> **What to produce**: Type each record below again, with the same words.

▬▬▬▬▬▬

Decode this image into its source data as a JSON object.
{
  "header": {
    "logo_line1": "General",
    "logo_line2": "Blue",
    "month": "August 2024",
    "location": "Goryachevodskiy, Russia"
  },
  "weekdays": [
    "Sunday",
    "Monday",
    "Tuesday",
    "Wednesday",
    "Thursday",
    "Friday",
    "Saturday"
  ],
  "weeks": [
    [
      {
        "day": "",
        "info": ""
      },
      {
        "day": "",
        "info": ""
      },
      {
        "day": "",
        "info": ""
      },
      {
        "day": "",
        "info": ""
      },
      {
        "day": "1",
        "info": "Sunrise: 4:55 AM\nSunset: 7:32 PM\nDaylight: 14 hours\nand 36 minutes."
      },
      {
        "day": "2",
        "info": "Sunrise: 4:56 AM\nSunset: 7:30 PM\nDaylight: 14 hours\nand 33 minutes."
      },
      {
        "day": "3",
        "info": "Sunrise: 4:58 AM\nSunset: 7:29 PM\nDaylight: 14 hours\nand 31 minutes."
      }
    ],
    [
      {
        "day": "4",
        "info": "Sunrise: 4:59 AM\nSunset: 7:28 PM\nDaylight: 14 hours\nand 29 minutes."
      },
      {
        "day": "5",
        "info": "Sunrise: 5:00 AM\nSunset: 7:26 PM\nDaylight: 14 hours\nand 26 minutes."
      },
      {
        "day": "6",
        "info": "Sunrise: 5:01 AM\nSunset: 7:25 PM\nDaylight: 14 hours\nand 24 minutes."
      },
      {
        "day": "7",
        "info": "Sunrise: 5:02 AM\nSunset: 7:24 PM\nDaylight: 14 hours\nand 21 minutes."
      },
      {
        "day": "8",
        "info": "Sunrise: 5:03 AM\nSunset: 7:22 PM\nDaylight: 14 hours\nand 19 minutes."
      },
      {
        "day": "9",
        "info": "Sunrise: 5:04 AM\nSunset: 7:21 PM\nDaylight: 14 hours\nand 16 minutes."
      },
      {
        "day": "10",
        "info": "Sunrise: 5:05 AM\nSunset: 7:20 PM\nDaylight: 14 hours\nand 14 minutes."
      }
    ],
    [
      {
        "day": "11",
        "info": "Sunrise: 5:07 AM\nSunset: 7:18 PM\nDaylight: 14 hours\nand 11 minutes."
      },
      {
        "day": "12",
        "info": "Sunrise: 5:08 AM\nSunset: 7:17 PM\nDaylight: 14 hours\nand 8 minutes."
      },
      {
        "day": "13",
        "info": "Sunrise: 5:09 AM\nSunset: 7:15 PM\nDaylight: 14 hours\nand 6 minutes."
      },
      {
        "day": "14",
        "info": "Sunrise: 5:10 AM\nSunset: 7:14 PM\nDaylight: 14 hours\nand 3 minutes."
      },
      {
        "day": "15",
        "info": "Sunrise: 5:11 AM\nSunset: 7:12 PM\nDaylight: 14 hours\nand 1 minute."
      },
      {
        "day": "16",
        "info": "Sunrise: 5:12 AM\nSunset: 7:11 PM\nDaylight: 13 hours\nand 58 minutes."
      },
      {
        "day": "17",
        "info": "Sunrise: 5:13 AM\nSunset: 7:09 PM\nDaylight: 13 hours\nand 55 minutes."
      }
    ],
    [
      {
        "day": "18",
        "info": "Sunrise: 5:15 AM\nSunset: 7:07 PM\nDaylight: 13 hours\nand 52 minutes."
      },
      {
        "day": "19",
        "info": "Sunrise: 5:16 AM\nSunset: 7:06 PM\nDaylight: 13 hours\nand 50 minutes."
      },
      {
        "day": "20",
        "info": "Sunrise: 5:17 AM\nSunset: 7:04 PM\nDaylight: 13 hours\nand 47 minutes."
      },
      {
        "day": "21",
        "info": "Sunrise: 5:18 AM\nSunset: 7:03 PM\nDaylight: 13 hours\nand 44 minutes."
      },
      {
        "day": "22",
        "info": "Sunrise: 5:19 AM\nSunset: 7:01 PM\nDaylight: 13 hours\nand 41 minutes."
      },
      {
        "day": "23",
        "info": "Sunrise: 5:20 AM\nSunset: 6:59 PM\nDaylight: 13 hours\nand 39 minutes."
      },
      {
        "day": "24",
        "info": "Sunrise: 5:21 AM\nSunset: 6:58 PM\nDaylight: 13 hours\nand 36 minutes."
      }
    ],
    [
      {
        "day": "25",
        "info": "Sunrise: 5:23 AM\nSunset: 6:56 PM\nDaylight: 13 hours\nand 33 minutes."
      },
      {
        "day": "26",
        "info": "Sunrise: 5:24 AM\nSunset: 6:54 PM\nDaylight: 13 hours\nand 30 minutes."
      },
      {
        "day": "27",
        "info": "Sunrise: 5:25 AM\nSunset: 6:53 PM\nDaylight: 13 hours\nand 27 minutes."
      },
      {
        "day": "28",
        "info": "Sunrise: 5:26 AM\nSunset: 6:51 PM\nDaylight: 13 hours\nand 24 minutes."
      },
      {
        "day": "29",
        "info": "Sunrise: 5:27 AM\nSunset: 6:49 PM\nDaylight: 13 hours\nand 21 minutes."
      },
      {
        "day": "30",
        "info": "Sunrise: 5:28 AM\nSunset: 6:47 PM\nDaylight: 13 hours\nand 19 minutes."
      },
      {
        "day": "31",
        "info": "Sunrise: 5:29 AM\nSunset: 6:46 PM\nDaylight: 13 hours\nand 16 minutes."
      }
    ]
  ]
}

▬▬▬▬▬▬

> **Solution**:
Decode this image into its source data as a JSON object.
{
  "header": {
    "logo_line1": "General",
    "logo_line2": "Blue",
    "month": "August 2024",
    "location": "Goryachevodskiy, Russia"
  },
  "weekdays": [
    "Sunday",
    "Monday",
    "Tuesday",
    "Wednesday",
    "Thursday",
    "Friday",
    "Saturday"
  ],
  "weeks": [
    [
      {
        "day": "",
        "info": ""
      },
      {
        "day": "",
        "info": ""
      },
      {
        "day": "",
        "info": ""
      },
      {
        "day": "",
        "info": ""
      },
      {
        "day": "1",
        "info": "Sunrise: 4:55 AM\nSunset: 7:32 PM\nDaylight: 14 hours\nand 36 minutes."
      },
      {
        "day": "2",
        "info": "Sunrise: 4:56 AM\nSunset: 7:30 PM\nDaylight: 14 hours\nand 33 minutes."
      },
      {
        "day": "3",
        "info": "Sunrise: 4:58 AM\nSunset: 7:29 PM\nDaylight: 14 hours\nand 31 minutes."
      }
    ],
    [
      {
        "day": "4",
        "info": "Sunrise: 4:59 AM\nSunset: 7:28 PM\nDaylight: 14 hours\nand 29 minutes."
      },
      {
        "day": "5",
        "info": "Sunrise: 5:00 AM\nSunset: 7:26 PM\nDaylight: 14 hours\nand 26 minutes."
      },
      {
        "day": "6",
        "info": "Sunrise: 5:01 AM\nSunset: 7:25 PM\nDaylight: 14 hours\nand 24 minutes."
      },
      {
        "day": "7",
        "info": "Sunrise: 5:02 AM\nSunset: 7:24 PM\nDaylight: 14 hours\nand 21 minutes."
      },
      {
        "day": "8",
        "info": "Sunrise: 5:03 AM\nSunset: 7:22 PM\nDaylight: 14 hours\nand 19 minutes."
      },
      {
        "day": "9",
        "info": "Sunrise: 5:04 AM\nSunset: 7:21 PM\nDaylight: 14 hours\nand 16 minutes."
      },
      {
        "day": "10",
        "info": "Sunrise: 5:05 AM\nSunset: 7:20 PM\nDaylight: 14 hours\nand 14 minutes."
      }
    ],
    [
      {
        "day": "11",
        "info": "Sunrise: 5:07 AM\nSunset: 7:18 PM\nDaylight: 14 hours\nand 11 minutes."
      },
      {
        "day": "12",
        "info": "Sunrise: 5:08 AM\nSunset: 7:17 PM\nDaylight: 14 hours\nand 8 minutes."
      },
      {
        "day": "13",
        "info": "Sunrise: 5:09 AM\nSunset: 7:15 PM\nDaylight: 14 hours\nand 6 minutes."
      },
      {
        "day": "14",
        "info": "Sunrise: 5:10 AM\nSunset: 7:14 PM\nDaylight: 14 hours\nand 3 minutes."
      },
      {
        "day": "15",
        "info": "Sunrise: 5:11 AM\nSunset: 7:12 PM\nDaylight: 14 hours\nand 1 minute."
      },
      {
        "day": "16",
        "info": "Sunrise: 5:12 AM\nSunset: 7:11 PM\nDaylight: 13 hours\nand 58 minutes."
      },
      {
        "day": "17",
        "info": "Sunrise: 5:13 AM\nSunset: 7:09 PM\nDaylight: 13 hours\nand 55 minutes."
      }
    ],
    [
      {
        "day": "18",
        "info": "Sunrise: 5:15 AM\nSunset: 7:07 PM\nDaylight: 13 hours\nand 52 minutes."
      },
      {
        "day": "19",
        "info": "Sunrise: 5:16 AM\nSunset: 7:06 PM\nDaylight: 13 hours\nand 50 minutes."
      },
      {
        "day": "20",
        "info": "Sunrise: 5:17 AM\nSunset: 7:04 PM\nDaylight: 13 hours\nand 47 minutes."
      },
      {
        "day": "21",
        "info": "Sunrise: 5:18 AM\nSunset: 7:03 PM\nDaylight: 13 hours\nand 44 minutes."
      },
      {
        "day": "22",
        "info": "Sunrise: 5:19 AM\nSunset: 7:01 PM\nDaylight: 13 hours\nand 41 minutes."
      },
      {
        "day": "23",
        "info": "Sunrise: 5:20 AM\nSunset: 6:59 PM\nDaylight: 13 hours\nand 39 minutes."
      },
      {
        "day": "24",
        "info": "Sunrise: 5:21 AM\nSunset: 6:58 PM\nDaylight: 13 hours\nand 36 minutes."
      }
    ],
    [
      {
        "day": "25",
        "info": "Sunrise: 5:23 AM\nSunset: 6:56 PM\nDaylight: 13 hours\nand 33 minutes."
      },
      {
        "day": "26",
        "info": "Sunrise: 5:24 AM\nSunset: 6:54 PM\nDaylight: 13 hours\nand 30 minutes."
      },
      {
        "day": "27",
        "info": "Sunrise: 5:25 AM\nSunset: 6:53 PM\nDaylight: 13 hours\nand 27 minutes."
      },
      {
        "day": "28",
        "info": "Sunrise: 5:26 AM\nSunset: 6:51 PM\nDaylight: 13 hours\nand 24 minutes."
      },
      {
        "day": "29",
        "info": "Sunrise: 5:27 AM\nSunset: 6:49 PM\nDaylight: 13 hours\nand 21 minutes."
      },
      {
        "day": "30",
        "info": "Sunrise: 5:28 AM\nSunset: 6:47 PM\nDaylight: 13 hours\nand 19 minutes."
      },
      {
        "day": "31",
        "info": "Sunrise: 5:29 AM\nSunset: 6:46 PM\nDaylight: 13 hours\nand 16 minutes."
      }
    ]
  ]
}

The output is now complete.